Exercise details:
Count the lines of the data below that include the string "true", and provide nothing but the result.
[Record set]
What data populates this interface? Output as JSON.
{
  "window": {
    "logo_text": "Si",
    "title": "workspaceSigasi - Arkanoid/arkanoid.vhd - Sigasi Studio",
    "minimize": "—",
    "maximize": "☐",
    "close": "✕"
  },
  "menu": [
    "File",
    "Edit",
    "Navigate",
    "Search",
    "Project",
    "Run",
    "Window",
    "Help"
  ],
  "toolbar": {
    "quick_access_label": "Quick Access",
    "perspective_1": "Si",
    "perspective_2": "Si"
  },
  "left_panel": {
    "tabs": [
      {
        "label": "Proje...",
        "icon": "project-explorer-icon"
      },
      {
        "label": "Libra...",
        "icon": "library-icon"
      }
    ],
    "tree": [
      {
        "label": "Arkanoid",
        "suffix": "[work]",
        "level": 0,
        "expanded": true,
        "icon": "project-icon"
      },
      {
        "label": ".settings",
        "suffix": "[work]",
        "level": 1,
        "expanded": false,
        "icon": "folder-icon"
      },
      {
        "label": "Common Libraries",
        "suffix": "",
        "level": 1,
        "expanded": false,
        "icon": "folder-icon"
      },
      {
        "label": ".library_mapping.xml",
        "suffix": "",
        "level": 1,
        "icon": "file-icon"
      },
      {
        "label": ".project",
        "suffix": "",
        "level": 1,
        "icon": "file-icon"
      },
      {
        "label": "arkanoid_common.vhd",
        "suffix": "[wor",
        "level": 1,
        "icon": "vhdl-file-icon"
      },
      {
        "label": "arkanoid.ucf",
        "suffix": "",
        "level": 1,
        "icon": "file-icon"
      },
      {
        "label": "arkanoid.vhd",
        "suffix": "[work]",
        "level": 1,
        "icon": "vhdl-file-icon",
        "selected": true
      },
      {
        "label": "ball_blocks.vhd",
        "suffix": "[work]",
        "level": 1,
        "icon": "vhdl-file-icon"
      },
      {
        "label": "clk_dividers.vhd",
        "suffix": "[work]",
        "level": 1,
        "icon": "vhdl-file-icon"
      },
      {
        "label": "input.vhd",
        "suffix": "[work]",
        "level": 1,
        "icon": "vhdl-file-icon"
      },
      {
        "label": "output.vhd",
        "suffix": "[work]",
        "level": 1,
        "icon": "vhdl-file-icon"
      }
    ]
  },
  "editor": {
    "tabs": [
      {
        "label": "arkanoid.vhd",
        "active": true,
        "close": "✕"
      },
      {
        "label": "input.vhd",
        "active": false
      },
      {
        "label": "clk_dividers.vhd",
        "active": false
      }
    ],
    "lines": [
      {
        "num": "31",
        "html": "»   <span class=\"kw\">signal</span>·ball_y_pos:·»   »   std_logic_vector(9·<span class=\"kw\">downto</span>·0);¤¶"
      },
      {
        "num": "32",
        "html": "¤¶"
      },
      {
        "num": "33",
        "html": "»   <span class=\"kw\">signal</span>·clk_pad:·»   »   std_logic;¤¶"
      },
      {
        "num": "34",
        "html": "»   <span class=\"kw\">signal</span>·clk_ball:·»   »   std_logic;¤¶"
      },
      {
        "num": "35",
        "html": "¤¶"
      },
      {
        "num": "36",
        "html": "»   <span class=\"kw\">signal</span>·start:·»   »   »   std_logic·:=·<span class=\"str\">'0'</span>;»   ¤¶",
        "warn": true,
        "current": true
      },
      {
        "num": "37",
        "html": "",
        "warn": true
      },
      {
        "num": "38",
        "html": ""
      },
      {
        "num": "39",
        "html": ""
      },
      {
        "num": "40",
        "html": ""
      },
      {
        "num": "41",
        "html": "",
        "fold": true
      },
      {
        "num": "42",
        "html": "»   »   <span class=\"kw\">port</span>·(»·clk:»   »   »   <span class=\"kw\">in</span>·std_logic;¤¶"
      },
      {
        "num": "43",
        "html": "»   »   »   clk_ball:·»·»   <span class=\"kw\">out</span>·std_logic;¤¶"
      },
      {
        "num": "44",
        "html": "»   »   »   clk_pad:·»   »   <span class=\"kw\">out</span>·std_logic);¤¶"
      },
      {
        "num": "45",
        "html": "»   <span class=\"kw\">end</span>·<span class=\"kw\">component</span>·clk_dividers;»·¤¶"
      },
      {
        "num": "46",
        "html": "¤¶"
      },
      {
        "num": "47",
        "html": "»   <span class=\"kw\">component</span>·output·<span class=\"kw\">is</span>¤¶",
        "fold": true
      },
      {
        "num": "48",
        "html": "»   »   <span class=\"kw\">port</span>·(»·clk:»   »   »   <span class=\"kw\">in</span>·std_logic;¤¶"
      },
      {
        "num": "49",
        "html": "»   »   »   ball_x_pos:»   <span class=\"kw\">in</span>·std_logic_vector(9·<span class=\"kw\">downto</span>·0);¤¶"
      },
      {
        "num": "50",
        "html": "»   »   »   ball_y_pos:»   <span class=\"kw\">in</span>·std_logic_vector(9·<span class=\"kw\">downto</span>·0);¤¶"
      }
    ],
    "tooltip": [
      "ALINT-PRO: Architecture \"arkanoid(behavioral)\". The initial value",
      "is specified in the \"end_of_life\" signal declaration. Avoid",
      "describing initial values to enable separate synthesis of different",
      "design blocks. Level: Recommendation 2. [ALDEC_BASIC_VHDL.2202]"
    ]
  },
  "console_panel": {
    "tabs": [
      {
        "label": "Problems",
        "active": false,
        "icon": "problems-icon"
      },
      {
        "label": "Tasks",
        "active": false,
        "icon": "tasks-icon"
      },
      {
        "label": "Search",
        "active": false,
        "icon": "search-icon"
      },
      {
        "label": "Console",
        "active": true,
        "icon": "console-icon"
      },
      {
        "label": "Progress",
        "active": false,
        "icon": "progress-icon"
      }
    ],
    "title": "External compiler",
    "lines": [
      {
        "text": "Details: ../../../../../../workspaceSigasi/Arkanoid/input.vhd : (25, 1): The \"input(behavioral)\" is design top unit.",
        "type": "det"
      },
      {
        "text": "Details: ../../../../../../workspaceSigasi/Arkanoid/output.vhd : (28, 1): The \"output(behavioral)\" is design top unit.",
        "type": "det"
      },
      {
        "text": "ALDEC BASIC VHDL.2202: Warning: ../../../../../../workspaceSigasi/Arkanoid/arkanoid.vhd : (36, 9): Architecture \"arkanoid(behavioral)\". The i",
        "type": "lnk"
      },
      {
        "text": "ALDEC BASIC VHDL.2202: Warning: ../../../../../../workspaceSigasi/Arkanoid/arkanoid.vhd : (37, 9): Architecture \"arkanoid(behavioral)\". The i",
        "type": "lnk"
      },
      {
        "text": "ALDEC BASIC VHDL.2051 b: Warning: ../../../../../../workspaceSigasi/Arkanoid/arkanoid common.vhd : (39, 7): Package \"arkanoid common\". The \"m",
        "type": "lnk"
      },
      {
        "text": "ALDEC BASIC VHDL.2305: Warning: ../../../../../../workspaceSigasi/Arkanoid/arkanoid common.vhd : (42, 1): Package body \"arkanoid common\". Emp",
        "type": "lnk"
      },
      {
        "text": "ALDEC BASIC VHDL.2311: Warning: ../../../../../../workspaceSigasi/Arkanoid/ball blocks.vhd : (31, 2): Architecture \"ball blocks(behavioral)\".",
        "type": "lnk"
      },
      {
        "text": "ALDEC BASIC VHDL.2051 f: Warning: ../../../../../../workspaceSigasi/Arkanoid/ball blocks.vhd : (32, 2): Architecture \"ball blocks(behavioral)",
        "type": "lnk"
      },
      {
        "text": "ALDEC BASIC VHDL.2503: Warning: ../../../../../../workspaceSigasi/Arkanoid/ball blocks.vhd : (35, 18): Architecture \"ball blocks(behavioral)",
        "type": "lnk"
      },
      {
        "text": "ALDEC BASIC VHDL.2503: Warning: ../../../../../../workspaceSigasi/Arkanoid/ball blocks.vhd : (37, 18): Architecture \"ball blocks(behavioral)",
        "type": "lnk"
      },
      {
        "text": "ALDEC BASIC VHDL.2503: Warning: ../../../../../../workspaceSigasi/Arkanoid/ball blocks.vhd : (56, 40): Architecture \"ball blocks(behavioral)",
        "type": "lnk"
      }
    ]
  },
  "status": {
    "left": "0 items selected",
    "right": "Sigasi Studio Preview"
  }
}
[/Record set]
Answer to this problem:
9